Their strategy is to get Lil Snack’s games rolling out across the internet in a viral and ubiquitous way. They’re creating Lil Snacks games that are purpose built for partners and their dedicated communities. And to start are working with some of the biggest publishers in the world. Lean into giving media companies their own version, custom built version of what the NYT Times has — and providing daily engagement and retention.


Travis Chen (left) and Eric Berman of Lil Snack.
Travis Chen (left) and Eric Berman of Lil Snack.

Berman has served in key leadership roles for some of the world’s largest media companies–scaling consumer products to millions of paying subscribers, from launching Hulu’s first apps and scaling the subscription service to over $1 billion to serving as vice president across the portfolio of Otter Media’s fan-focused companies Crunchyroll, VRV, and Fullscreen.

Berman led the teams responsible for the distribution, content, partnerships, and M&A–later sold to Warner Media for over $1 billion. He then supported the team that incubated HBO Max. Before founding Lil Snack, he worked with Chen as COO of the award-winning kids’ experience, OK Play – which they successfully sold to Dapper Labs in 2022. The two then led consumer-driven initiatives at Dapper Labs in partnership with the NBA, the NFL, Disney, and others.

“At Lil Snack, we’re creating snackable games at the speed of culture. When something happens in the world, you can play it,” said Chen. “Throughout my career, I’ve pursued faster ways to engage larger audiences through play. Lil Snack is the ultimate realization of this ambition.”

Chen shifted his focus from developing popular triple-A games such as Guitar Hero and Call of Duty to top-grossing mobile games at Scopely.

There, he was chief game designer at the studio, which was eventually acquired for $4.9 billion. He also led the team building augmented reality experiences at Snap. As CPO and sole developer of Lil Snack’s games and platform, Chen now focuses on “finding the fun” in ingeniously designed daily games that intertwine strategies, catapulting audience reach and engagement through pop culture and play.
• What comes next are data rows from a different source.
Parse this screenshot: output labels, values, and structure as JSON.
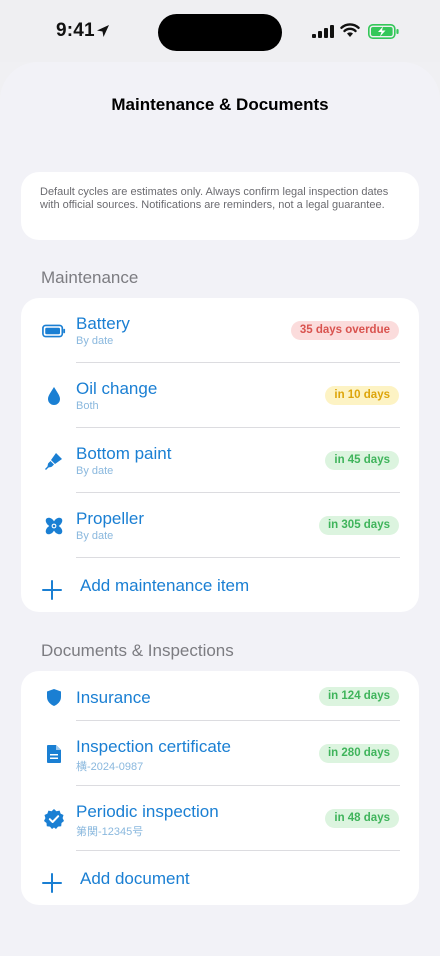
{
  "status_bar": {
    "time": "9:41"
  },
  "sheet": {
    "title": "Maintenance & Documents"
  },
  "notice": {
    "text": "Default cycles are estimates only. Always confirm legal inspection dates with official sources. Notifications are reminders, not a legal guarantee."
  },
  "maintenance": {
    "header": "Maintenance",
    "items": [
      {
        "title": "Battery",
        "subtitle": "By date",
        "badge": "35 days overdue",
        "status": "overdue",
        "icon": "battery-icon"
      },
      {
        "title": "Oil change",
        "subtitle": "Both",
        "badge": "in 10 days",
        "status": "soon",
        "icon": "drop-icon"
      },
      {
        "title": "Bottom paint",
        "subtitle": "By date",
        "badge": "in 45 days",
        "status": "ok",
        "icon": "paintbrush-icon"
      },
      {
        "title": "Propeller",
        "subtitle": "By date",
        "badge": "in 305 days",
        "status": "ok",
        "icon": "fan-icon"
      }
    ],
    "add_label": "Add maintenance item"
  },
  "documents": {
    "header": "Documents & Inspections",
    "items": [
      {
        "title": "Insurance",
        "subtitle": "",
        "badge": "in 124 days",
        "status": "ok",
        "icon": "shield-icon"
      },
      {
        "title": "Inspection certificate",
        "subtitle": "横-2024-0987",
        "badge": "in 280 days",
        "status": "ok",
        "icon": "document-icon"
      },
      {
        "title": "Periodic inspection",
        "subtitle": "第関-12345号",
        "badge": "in 48 days",
        "status": "ok",
        "icon": "checkmark-seal-icon"
      }
    ],
    "add_label": "Add document"
  },
  "colors": {
    "accent": "#1a7fd3",
    "overdue": "#d9534f",
    "soon": "#dda50a",
    "ok": "#3fb45b"
  }
}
Can AI provide the art for a game like this?

Generative AI can’t be trusted yet to make a game all by itself, Chen said.

He added, “To be honest, like I don’t think we really want to live in that place.”

Berman sees Lil Snack as human editorialized and AI powered.

“The emergence of AI superpowers our ability to release games at the scale we are, but more importantly brings to life an entirely new kind of game developer, diversifying who can become a game developer,” he said. “Our tools power content creators of all sorts to now become game developers. We are ramping up a team of content creators led by Tanner Greenring (who made quizzes for Buzzfeed for over a decade) to lean into making games for publishers, media companies, brands and more. Our games are always human editorialized and designed.”

He added, “AI is not funny, clever or able to tap into pop-culture trends. That is a very human experience which requires thoughtful, creative and talented content creators to fuse into the games. We intend to build a deep and diverse team of content creators to tap into categories of the cultural zeitgeist.”

They start with an idea like something funny for a Beyonce-inspired game. Then they send custom prompts to the AI to generate ideas for the type of game and then they go back and forth and tune it.

Berman also said in our earlier interview, “And with continued success, we intend to invest further to create more job opportunities in order to build an even better product for consumers. We have found the new AI tools also enable other creatives to step into the game development process, often for the first time, leading to new takes on game design. Fresh perspectives will be critical to our success, as we tackle a very big vision of bringing play into industries outside the traditional games space.”